### Exercise prompt
Without any pictures, retype exactly the lines from the one with "Parse this screenshot: output" through the final line of the records.

### Data for processing
· · · · ·

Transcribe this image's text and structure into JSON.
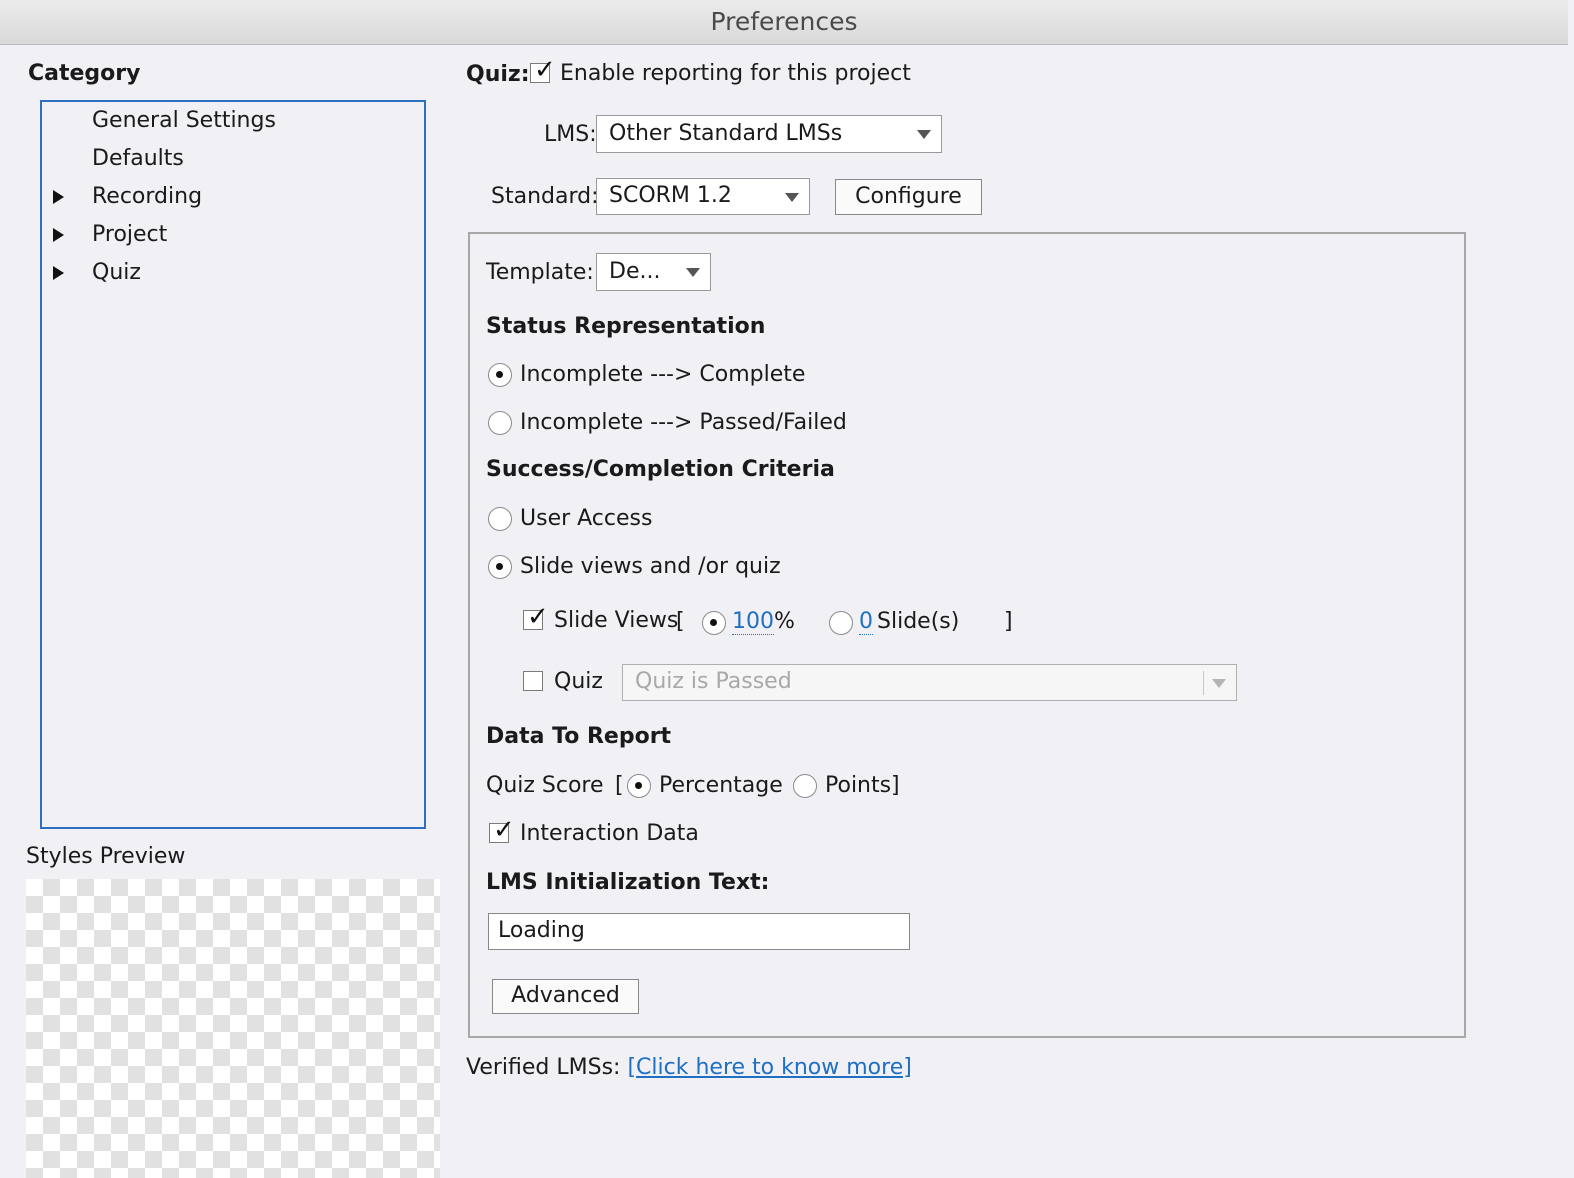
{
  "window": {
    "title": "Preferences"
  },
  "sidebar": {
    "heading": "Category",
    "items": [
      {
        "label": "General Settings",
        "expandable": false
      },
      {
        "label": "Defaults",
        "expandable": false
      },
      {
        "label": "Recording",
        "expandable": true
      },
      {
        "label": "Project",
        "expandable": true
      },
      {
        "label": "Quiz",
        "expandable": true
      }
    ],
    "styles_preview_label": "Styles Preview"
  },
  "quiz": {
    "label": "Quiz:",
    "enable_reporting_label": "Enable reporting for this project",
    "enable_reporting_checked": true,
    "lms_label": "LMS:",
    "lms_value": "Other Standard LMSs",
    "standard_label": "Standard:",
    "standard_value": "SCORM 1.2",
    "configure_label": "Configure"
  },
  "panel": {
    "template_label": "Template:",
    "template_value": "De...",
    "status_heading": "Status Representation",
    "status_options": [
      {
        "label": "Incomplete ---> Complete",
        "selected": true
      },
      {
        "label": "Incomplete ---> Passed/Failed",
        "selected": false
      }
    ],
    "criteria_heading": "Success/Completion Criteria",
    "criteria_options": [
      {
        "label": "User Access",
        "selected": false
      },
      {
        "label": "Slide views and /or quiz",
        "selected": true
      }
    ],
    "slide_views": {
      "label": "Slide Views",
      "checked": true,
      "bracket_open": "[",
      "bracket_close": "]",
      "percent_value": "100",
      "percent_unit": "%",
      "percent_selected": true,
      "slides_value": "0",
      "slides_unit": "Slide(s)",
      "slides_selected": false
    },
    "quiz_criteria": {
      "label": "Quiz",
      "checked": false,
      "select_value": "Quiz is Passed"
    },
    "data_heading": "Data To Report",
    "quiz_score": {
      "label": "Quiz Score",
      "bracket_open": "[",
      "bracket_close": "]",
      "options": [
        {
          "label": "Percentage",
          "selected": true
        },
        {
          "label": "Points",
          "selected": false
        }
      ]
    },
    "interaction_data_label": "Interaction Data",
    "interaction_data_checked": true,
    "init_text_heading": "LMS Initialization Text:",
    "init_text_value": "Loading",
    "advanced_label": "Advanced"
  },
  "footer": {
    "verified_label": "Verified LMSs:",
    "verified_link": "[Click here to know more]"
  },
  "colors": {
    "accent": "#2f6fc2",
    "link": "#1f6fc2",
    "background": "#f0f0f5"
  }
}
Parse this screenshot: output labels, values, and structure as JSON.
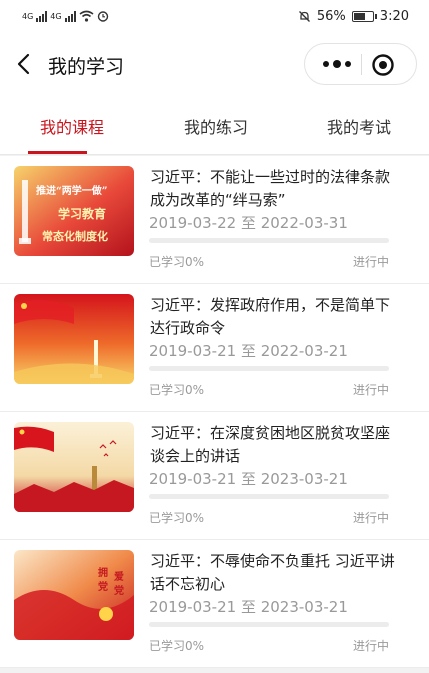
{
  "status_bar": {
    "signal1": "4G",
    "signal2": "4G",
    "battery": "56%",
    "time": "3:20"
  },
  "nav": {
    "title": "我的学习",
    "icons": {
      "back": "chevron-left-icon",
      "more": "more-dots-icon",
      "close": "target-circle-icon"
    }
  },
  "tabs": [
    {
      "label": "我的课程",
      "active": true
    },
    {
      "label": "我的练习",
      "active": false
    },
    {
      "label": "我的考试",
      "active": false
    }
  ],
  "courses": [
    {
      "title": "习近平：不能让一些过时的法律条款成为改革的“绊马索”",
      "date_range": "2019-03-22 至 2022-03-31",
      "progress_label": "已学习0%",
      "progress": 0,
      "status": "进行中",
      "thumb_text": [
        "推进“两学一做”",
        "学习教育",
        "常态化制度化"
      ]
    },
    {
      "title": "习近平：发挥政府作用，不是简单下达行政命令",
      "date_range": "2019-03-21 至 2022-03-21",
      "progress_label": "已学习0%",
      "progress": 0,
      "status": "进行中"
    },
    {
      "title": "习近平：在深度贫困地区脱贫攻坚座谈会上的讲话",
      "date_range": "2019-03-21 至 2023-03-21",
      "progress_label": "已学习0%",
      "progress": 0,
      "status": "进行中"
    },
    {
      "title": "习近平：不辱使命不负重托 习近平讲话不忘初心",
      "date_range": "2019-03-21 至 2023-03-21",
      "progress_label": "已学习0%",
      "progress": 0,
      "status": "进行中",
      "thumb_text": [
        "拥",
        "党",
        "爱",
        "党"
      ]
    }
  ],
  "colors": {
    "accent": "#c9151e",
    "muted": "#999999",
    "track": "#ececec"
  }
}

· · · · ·

### Answer
Parse this screenshot: output labels, values, and structure as JSON.
{
  "status_bar": {
    "signal1": "4G",
    "signal2": "4G",
    "battery": "56%",
    "time": "3:20"
  },
  "nav": {
    "title": "我的学习",
    "icons": {
      "back": "chevron-left-icon",
      "more": "more-dots-icon",
      "close": "target-circle-icon"
    }
  },
  "tabs": [
    {
      "label": "我的课程",
      "active": true
    },
    {
      "label": "我的练习",
      "active": false
    },
    {
      "label": "我的考试",
      "active": false
    }
  ],
  "courses": [
    {
      "title": "习近平：不能让一些过时的法律条款成为改革的“绊马索”",
      "date_range": "2019-03-22 至 2022-03-31",
      "progress_label": "已学习0%",
      "progress": 0,
      "status": "进行中",
      "thumb_text": [
        "推进“两学一做”",
        "学习教育",
        "常态化制度化"
      ]
    },
    {
      "title": "习近平：发挥政府作用，不是简单下达行政命令",
      "date_range": "2019-03-21 至 2022-03-21",
      "progress_label": "已学习0%",
      "progress": 0,
      "status": "进行中"
    },
    {
      "title": "习近平：在深度贫困地区脱贫攻坚座谈会上的讲话",
      "date_range": "2019-03-21 至 2023-03-21",
      "progress_label": "已学习0%",
      "progress": 0,
      "status": "进行中"
    },
    {
      "title": "习近平：不辱使命不负重托 习近平讲话不忘初心",
      "date_range": "2019-03-21 至 2023-03-21",
      "progress_label": "已学习0%",
      "progress": 0,
      "status": "进行中",
      "thumb_text": [
        "拥",
        "党",
        "爱",
        "党"
      ]
    }
  ],
  "colors": {
    "accent": "#c9151e",
    "muted": "#999999",
    "track": "#ececec"
  }
}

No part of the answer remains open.